People in more than 80 Melbourne suburbs have been told to boil their drinking water after deadly storms that swept across the city also contaminated the water supply.
There were reports of panic buying of bottled water at supermarkets across Melbourne’s east after the warning, which came after a night ofwild weather, which left three people dead – including a four-year-old boy.
The boy suffered critical injuries after being crushed by a tree in suburban Blackburn South on Thursday night. He was rushed to hospital but later died.
The others to be killed were a 59-year-old man, who died after a falling tree smashed onto his car in Melbourne’s east, and a passenger in a ute travelling on the Maroondah Highway, north-east of the city.
The 36-year-old woman was killed when a tree fell onto the ute. The 24-year-old male driver was taken to hospital with minor injuries.
The storms moved across Victoria from the south late on Thursday afternoon. They crossed Melbourne and headed for north-eastern Victoria from late in the afternoon into the night.
- See a full list of affected suburbs here
Damage caused by the storms led to undisinfected water from Silvan Dam, 40 kilometres east of Melbourne, entering the water supply system.
Yarra Valley Water has issued a contaminated water notice for more 88 Melbourne suburbs on Friday. About 250,000 households have been told to boil their tap water before drinking.
That sparked a rush on bottled water supplies at many Melbourne supermarkets.
Victoria’s chief health officer Brett Sutton said the water advisory was because some water in the system could not be considered safe after the power outages.
“We do ask households to bring their water to a rolling boil and to use it for all consumption, whether you’re drinking it, using it for brushing teeth, making ice,” he said.
“Just make sure that that water is boiled to a rolling boil before it is used. Obviously let it cool down to make it safe for kids as well.
“It is a very broad boiled water advisory but I hope it is not going to be in place for too long.”
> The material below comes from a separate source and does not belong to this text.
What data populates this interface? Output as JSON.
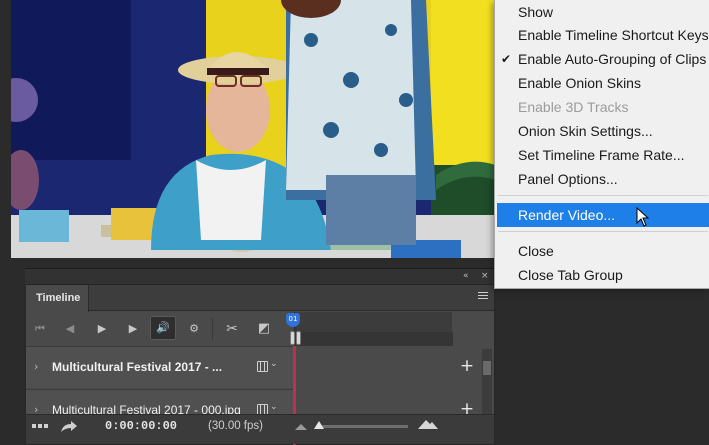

State Emergency Service deputy chief officer Dave Barker told ABC Radio Melbourne it had been “a challenging 18-hour period”.
Mr Barker said suburbs in eastern Melbourne were some of the hardest hit.
“The storm made its way throughout the coastal areas of Victoria, so many parts into Gippsland are impacted,” he said.
Mr Barker said the priority was to move trees off power lines that had fallen across roads.
Premier Daniel Andrews offered his condolences to the families of those killed.
He noted it was “no ordinary storm event”, occurring against the backdrop of strict COVID-19 rules in metropolitan Melbourne and regional Victoria.
To help people to legally render assistance, Victoria’s health department is issuing detailed advice online as the clean-up could take days.
“That is not an invitation for people to do things that don’t need to be done,” Mr Andrews said on Friday.
“But we do recognise … there will be other needs that will need to be met by perhaps a family member.”
More than 95,000 properties suffered power outages when the storm hit.
Wind gusts as high as 124km/h were recorded at Mount Gellibrand, east of Colac in southern Victoria, and 100km/h at Port Fairy, on the state’s south-west coast.
Ausnet said 52,000 customers remained without power in Victoria’s east, and 600 Powercor customers, mostly in the south-west in the Otway Ranges and towards Colac, were also without power.
In the 24 hours to 8.30am, the SES had received more than 2100 calls for help.
Felled trees made up 85 per cent of the calls and 10 per cent were related to building damage.
More strong winds are forecast for Victoria on Sunday.
Meteorologist Chris Arvier said gusts could reach similar levels to those that battered the state on Thursday and trigger another severe weather warning.